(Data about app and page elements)
══════
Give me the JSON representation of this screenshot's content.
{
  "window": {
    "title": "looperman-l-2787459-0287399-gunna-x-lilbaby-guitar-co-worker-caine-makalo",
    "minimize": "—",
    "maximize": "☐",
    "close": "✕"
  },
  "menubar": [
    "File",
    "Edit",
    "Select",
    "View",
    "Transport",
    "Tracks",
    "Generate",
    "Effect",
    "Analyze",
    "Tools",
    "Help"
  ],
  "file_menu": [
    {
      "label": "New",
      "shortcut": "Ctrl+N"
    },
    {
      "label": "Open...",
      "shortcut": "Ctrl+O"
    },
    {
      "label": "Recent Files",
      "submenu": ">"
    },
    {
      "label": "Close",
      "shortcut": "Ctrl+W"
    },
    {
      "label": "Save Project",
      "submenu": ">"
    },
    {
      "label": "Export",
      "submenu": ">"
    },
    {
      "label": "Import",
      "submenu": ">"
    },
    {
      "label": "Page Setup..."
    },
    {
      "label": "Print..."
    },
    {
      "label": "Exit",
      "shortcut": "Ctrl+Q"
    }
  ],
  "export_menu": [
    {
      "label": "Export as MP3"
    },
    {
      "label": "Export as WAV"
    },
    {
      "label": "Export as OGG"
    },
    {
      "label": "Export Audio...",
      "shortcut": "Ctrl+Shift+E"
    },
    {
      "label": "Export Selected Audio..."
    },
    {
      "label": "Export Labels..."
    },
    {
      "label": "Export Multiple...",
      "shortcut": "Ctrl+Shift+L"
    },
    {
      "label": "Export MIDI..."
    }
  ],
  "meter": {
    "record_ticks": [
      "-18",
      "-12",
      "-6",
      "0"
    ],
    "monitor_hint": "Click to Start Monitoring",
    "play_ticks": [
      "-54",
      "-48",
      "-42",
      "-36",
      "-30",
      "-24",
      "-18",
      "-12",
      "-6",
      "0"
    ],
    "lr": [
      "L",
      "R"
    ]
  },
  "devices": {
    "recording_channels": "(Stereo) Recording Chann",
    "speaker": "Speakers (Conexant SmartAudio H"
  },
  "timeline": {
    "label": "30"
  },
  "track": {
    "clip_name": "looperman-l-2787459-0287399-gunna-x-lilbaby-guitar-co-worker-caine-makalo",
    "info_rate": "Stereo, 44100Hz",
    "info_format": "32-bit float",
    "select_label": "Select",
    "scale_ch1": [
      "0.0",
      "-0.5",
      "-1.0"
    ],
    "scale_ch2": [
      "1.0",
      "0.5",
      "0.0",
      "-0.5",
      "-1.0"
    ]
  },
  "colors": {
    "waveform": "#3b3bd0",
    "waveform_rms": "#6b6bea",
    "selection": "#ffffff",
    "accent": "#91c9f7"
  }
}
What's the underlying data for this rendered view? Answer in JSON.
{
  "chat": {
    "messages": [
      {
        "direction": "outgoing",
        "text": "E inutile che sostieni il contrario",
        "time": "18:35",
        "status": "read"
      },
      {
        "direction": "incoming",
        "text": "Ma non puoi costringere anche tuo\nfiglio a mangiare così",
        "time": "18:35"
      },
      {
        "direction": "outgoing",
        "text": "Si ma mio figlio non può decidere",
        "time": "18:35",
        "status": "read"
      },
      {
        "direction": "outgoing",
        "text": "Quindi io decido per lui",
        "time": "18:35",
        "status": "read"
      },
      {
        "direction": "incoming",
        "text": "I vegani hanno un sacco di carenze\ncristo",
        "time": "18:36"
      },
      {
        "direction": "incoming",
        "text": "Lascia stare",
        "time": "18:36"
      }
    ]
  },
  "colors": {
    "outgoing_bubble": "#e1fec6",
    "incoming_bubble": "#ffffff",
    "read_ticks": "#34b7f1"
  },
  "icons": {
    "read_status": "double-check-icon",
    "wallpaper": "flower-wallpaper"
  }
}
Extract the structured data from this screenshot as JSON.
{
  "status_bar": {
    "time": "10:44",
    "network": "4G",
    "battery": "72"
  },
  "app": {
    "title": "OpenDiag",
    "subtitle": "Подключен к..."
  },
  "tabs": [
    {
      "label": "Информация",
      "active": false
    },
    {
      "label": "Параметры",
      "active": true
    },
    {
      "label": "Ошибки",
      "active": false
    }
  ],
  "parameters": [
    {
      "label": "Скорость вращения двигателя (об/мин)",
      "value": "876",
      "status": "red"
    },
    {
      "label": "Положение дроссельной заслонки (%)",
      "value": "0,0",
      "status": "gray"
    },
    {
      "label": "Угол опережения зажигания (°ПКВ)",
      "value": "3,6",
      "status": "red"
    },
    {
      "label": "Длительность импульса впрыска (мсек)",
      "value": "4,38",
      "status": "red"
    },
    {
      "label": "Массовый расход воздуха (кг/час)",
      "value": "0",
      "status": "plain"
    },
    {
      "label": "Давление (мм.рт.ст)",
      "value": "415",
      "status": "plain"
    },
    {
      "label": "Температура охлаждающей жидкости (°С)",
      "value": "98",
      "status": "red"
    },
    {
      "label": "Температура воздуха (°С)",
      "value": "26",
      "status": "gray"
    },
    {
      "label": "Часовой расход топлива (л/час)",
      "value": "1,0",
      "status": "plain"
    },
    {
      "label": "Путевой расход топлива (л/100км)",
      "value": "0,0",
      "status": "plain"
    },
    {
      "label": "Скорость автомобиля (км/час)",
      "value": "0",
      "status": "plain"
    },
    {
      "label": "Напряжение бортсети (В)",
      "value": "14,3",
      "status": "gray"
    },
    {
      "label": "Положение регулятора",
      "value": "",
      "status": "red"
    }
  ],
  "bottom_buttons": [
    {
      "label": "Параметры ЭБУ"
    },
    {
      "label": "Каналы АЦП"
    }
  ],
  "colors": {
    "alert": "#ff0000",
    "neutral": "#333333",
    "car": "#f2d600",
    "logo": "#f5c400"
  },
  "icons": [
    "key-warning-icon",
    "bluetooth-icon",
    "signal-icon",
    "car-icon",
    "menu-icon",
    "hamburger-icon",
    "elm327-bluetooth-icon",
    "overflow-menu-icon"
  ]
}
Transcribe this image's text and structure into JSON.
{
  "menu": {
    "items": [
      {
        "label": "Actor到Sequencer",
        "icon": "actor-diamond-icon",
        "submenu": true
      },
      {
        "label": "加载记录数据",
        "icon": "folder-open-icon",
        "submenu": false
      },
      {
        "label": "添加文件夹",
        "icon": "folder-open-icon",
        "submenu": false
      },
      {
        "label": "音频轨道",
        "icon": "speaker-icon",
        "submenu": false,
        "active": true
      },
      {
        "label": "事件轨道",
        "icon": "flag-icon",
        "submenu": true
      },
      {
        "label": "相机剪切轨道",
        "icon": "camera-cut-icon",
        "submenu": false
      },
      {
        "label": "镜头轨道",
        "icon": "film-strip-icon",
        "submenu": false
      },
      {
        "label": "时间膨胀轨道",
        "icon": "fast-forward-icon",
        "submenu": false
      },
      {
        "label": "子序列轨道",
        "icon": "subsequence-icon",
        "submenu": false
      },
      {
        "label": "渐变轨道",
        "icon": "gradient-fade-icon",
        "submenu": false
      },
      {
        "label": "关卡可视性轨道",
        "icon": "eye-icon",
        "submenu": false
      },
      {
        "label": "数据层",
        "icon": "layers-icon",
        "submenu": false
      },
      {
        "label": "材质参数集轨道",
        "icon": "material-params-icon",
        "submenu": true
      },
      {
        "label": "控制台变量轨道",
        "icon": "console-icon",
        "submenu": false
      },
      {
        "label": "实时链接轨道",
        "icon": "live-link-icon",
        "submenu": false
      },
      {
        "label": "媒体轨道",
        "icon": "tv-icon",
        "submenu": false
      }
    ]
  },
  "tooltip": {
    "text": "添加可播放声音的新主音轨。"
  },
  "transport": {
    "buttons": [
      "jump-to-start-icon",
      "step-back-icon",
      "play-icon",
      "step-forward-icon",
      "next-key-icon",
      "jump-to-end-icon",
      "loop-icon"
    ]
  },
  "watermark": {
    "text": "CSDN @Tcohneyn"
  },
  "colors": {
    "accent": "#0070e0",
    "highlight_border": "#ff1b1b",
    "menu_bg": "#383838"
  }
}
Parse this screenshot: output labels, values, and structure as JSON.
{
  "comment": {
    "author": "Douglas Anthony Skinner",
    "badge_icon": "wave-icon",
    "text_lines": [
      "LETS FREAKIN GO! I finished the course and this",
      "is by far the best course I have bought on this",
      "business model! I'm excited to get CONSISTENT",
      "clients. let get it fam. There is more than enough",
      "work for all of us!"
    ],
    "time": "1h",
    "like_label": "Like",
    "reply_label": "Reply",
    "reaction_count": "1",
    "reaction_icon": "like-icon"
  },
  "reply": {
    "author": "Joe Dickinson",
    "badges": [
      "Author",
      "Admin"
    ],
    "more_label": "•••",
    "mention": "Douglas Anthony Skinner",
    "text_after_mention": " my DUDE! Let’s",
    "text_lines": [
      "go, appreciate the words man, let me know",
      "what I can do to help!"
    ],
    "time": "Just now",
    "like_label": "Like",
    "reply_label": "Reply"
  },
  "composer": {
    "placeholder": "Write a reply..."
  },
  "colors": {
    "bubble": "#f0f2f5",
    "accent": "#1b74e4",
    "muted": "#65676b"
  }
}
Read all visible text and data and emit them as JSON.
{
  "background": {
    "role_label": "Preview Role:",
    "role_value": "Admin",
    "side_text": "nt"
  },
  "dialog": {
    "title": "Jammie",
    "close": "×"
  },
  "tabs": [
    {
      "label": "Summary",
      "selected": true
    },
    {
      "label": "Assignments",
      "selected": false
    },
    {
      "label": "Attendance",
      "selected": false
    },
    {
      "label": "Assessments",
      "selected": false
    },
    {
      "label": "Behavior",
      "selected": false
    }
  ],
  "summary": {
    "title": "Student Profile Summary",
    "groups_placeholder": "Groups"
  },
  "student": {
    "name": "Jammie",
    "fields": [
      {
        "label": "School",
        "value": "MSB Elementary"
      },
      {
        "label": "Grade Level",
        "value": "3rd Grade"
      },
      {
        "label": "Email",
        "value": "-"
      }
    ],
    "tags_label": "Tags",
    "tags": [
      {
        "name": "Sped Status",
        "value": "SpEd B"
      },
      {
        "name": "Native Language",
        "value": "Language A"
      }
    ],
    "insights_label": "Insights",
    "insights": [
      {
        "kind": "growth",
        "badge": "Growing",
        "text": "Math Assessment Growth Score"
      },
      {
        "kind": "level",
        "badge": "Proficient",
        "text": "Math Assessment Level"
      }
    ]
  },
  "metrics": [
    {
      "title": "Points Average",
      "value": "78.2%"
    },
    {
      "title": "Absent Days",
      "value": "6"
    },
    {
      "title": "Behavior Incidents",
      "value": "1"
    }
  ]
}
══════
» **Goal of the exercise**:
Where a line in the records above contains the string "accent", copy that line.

» **Your response**:
    "accent": "#91c9f7"
    "accent": "#0070e0",
    "accent": "#1b74e4",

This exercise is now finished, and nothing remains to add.